What the exercise asks. This exercise asks for the entries below to be printed exactly.

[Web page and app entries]

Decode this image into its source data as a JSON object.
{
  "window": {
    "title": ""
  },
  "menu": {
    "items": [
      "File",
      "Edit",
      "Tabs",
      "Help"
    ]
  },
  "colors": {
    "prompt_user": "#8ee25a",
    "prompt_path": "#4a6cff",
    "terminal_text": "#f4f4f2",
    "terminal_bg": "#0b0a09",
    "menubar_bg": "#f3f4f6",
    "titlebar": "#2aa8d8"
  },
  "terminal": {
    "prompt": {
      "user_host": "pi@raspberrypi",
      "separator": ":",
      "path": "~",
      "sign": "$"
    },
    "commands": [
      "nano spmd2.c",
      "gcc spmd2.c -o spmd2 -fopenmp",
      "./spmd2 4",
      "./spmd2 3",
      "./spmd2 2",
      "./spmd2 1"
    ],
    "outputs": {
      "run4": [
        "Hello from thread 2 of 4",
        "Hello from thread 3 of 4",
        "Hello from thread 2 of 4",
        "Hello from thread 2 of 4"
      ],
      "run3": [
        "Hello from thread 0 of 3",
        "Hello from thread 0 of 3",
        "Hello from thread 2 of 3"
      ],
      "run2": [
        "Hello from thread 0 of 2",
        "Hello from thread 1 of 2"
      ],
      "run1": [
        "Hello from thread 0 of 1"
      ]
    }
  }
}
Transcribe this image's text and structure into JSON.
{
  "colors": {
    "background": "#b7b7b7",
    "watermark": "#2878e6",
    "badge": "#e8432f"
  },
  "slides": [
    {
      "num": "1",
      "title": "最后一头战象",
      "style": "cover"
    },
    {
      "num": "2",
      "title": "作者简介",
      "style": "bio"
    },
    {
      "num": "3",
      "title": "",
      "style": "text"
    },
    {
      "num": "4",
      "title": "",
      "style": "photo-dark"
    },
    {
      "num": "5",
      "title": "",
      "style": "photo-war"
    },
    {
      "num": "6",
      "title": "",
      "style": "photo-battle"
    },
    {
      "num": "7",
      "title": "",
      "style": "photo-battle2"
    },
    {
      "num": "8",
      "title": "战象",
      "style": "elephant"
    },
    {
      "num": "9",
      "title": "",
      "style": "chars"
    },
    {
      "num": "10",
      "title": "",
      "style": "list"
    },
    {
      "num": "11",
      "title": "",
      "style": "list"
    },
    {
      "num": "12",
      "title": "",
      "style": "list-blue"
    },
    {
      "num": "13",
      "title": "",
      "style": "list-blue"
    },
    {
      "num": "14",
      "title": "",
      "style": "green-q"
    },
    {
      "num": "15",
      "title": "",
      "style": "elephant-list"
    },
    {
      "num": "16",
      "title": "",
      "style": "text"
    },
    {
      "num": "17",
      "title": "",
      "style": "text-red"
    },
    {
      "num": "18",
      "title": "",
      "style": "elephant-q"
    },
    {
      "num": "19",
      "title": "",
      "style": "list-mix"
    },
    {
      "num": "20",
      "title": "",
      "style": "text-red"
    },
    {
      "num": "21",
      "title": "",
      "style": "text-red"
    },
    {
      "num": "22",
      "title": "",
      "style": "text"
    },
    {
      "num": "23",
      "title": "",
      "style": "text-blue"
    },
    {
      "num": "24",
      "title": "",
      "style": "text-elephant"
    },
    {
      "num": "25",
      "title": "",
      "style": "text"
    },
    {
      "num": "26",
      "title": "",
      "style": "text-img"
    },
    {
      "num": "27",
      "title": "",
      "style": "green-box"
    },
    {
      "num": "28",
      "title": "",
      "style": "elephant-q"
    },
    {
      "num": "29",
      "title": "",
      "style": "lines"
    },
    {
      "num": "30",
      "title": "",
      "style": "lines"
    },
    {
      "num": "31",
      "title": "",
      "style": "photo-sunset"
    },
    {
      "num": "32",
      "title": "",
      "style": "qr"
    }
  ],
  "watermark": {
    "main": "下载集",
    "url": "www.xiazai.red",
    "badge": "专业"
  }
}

Answer box.
Decode this image into its source data as a JSON object.
{
  "window": {
    "title": ""
  },
  "menu": {
    "items": [
      "File",
      "Edit",
      "Tabs",
      "Help"
    ]
  },
  "colors": {
    "prompt_user": "#8ee25a",
    "prompt_path": "#4a6cff",
    "terminal_text": "#f4f4f2",
    "terminal_bg": "#0b0a09",
    "menubar_bg": "#f3f4f6",
    "titlebar": "#2aa8d8"
  },
  "terminal": {
    "prompt": {
      "user_host": "pi@raspberrypi",
      "separator": ":",
      "path": "~",
      "sign": "$"
    },
    "commands": [
      "nano spmd2.c",
      "gcc spmd2.c -o spmd2 -fopenmp",
      "./spmd2 4",
      "./spmd2 3",
      "./spmd2 2",
      "./spmd2 1"
    ],
    "outputs": {
      "run4": [
        "Hello from thread 2 of 4",
        "Hello from thread 3 of 4",
        "Hello from thread 2 of 4",
        "Hello from thread 2 of 4"
      ],
      "run3": [
        "Hello from thread 0 of 3",
        "Hello from thread 0 of 3",
        "Hello from thread 2 of 3"
      ],
      "run2": [
        "Hello from thread 0 of 2",
        "Hello from thread 1 of 2"
      ],
      "run1": [
        "Hello from thread 0 of 1"
      ]
    }
  }
}
Transcribe this image's text and structure into JSON.
{
  "colors": {
    "background": "#b7b7b7",
    "watermark": "#2878e6",
    "badge": "#e8432f"
  },
  "slides": [
    {
      "num": "1",
      "title": "最后一头战象",
      "style": "cover"
    },
    {
      "num": "2",
      "title": "作者简介",
      "style": "bio"
    },
    {
      "num": "3",
      "title": "",
      "style": "text"
    },
    {
      "num": "4",
      "title": "",
      "style": "photo-dark"
    },
    {
      "num": "5",
      "title": "",
      "style": "photo-war"
    },
    {
      "num": "6",
      "title": "",
      "style": "photo-battle"
    },
    {
      "num": "7",
      "title": "",
      "style": "photo-battle2"
    },
    {
      "num": "8",
      "title": "战象",
      "style": "elephant"
    },
    {
      "num": "9",
      "title": "",
      "style": "chars"
    },
    {
      "num": "10",
      "title": "",
      "style": "list"
    },
    {
      "num": "11",
      "title": "",
      "style": "list"
    },
    {
      "num": "12",
      "title": "",
      "style": "list-blue"
    },
    {
      "num": "13",
      "title": "",
      "style": "list-blue"
    },
    {
      "num": "14",
      "title": "",
      "style": "green-q"
    },
    {
      "num": "15",
      "title": "",
      "style": "elephant-list"
    },
    {
      "num": "16",
      "title": "",
      "style": "text"
    },
    {
      "num": "17",
      "title": "",
      "style": "text-red"
    },
    {
      "num": "18",
      "title": "",
      "style": "elephant-q"
    },
    {
      "num": "19",
      "title": "",
      "style": "list-mix"
    },
    {
      "num": "20",
      "title": "",
      "style": "text-red"
    },
    {
      "num": "21",
      "title": "",
      "style": "text-red"
    },
    {
      "num": "22",
      "title": "",
      "style": "text"
    },
    {
      "num": "23",
      "title": "",
      "style": "text-blue"
    },
    {
      "num": "24",
      "title": "",
      "style": "text-elephant"
    },
    {
      "num": "25",
      "title": "",
      "style": "text"
    },
    {
      "num": "26",
      "title": "",
      "style": "text-img"
    },
    {
      "num": "27",
      "title": "",
      "style": "green-box"
    },
    {
      "num": "28",
      "title": "",
      "style": "elephant-q"
    },
    {
      "num": "29",
      "title": "",
      "style": "lines"
    },
    {
      "num": "30",
      "title": "",
      "style": "lines"
    },
    {
      "num": "31",
      "title": "",
      "style": "photo-sunset"
    },
    {
      "num": "32",
      "title": "",
      "style": "qr"
    }
  ],
  "watermark": {
    "main": "下载集",
    "url": "www.xiazai.red",
    "badge": "专业"
  }
}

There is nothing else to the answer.